By the time Phyrexian mana was added to the file, the development team was already active. One of the things we asked Ken to produce was a suite of Phyrexian mana cards that could be free and felt transgressive when used as a surprise. Ken's brain was already there, and he produced this "free" Extirpate almost immediately.
Ken's instinct here was spot on. Cards like Lobotomy, Cranial Extraction, Extirpate, and Memoricide have been popular with griefers since the beginning of Magic. That popularity has also been out of proportion to how powerful those cards historically are, as it's just fun to rip a bunch of cards out of someone's deck. Making Extirpate free is especially nice, because you can dream of casting a Duress, getting someone's important card, and then Surgical Extractioning it before they even get a turn. We expected to cause a stir when we first showed you this card, and we were not disappointed.
If you're not as excited about doing terrible things to other people as you are about building something for yourself, there are still cards for you in the set. White, blue, and green all have "Splicers," which are 1/1 creatures that create one or more 3/3 Golem token artifact creatures. There are cards like Puresteel Paladin and Jor Kadeen, the Prevailer that still ask you to play with a bunch of artifacts. There's also Darksteel Fragment, which is, well, I guess nothing at all. But particularly if you are excited about doing mean things to other people, though, I suggest you make time this weekend to get to a Prerelease. It may be a long time before you see another Magic set that is as suited to your tastes as this one!

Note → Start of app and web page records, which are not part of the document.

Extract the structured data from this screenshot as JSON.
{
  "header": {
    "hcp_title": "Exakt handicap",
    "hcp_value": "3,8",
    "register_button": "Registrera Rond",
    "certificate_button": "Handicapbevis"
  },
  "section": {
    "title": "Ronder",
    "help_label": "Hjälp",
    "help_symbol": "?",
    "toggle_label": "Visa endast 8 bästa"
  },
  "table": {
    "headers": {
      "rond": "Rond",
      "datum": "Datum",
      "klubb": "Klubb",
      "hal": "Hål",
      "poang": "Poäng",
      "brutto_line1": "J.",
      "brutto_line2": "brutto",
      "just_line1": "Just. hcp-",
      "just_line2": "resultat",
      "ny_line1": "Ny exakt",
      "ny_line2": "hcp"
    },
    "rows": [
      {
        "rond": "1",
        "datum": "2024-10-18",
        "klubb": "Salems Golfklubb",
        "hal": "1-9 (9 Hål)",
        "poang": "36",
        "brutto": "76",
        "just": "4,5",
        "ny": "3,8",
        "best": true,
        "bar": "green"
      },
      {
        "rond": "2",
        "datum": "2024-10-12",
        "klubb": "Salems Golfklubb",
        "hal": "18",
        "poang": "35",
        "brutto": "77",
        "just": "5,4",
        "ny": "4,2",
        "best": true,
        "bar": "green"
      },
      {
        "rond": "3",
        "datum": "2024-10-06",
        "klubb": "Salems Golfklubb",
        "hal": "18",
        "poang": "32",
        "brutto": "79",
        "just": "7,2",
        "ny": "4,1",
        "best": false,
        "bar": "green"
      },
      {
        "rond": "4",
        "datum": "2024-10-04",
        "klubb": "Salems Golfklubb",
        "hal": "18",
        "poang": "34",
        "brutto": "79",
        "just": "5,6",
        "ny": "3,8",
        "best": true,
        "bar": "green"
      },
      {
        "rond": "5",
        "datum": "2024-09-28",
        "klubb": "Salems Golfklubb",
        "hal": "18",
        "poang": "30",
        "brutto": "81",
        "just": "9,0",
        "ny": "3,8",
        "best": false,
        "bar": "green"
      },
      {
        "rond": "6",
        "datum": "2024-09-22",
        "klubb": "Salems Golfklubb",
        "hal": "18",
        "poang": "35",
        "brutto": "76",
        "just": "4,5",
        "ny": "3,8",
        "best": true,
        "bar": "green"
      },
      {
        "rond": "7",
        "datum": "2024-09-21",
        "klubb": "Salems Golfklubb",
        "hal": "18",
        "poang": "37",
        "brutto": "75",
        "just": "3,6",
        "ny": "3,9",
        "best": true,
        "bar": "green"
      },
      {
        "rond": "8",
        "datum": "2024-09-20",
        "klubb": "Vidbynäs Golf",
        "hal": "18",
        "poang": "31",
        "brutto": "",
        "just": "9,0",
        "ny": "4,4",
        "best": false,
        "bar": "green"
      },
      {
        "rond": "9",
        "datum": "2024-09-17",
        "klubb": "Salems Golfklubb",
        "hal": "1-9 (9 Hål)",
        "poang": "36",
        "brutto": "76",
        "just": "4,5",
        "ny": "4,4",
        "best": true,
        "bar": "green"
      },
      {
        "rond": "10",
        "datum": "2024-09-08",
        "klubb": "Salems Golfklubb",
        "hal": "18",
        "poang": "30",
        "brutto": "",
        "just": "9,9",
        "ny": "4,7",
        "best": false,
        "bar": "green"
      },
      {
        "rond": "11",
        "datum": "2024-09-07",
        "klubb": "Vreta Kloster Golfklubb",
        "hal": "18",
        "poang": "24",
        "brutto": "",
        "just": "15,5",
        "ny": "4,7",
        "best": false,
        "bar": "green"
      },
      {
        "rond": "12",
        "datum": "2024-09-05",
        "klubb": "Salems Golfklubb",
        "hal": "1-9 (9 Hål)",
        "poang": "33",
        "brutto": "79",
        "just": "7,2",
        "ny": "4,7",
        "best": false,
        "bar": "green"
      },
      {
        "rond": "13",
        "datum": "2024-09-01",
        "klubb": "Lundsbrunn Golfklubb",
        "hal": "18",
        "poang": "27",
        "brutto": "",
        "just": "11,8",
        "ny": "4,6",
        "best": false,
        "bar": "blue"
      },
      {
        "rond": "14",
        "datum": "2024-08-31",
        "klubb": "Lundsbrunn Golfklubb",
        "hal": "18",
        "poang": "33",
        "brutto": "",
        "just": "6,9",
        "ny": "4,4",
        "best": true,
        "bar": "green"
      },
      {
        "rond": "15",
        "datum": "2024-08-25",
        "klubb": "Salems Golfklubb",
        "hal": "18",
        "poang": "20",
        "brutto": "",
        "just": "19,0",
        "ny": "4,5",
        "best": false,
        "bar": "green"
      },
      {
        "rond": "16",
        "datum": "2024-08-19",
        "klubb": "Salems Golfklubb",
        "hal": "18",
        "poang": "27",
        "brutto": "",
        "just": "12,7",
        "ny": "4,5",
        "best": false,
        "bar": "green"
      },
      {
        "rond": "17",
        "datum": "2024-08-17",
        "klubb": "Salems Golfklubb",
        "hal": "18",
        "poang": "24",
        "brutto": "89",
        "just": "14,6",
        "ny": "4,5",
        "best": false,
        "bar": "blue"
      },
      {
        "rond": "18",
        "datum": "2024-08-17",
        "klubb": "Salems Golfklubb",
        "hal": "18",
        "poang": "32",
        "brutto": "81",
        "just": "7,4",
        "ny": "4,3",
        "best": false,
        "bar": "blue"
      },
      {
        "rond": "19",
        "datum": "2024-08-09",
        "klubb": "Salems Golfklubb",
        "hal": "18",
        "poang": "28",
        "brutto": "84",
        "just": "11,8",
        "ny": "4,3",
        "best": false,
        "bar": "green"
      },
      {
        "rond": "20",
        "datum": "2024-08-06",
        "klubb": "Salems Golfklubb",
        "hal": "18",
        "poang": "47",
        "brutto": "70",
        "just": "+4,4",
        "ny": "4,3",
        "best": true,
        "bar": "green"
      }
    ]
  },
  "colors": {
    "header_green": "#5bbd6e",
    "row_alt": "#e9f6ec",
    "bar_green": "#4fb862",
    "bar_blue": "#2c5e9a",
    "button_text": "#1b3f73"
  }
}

As I said last week, I'll be at the large regional prerelease in Columbus, Ohio this Saturday. If you're in the area, stop by and say hello!
Last Week's Poll
|What is the most recent block that you own a significant amount of cards from? (You decide what a significant amount is.)|
|Scars of Mirrodin block||1104||35.6%|
|Shards of Alara block||298||9.6%|
|Time Spiral block||157||5.1%|
|I don't own a significant amount of cards.||71||2.3%|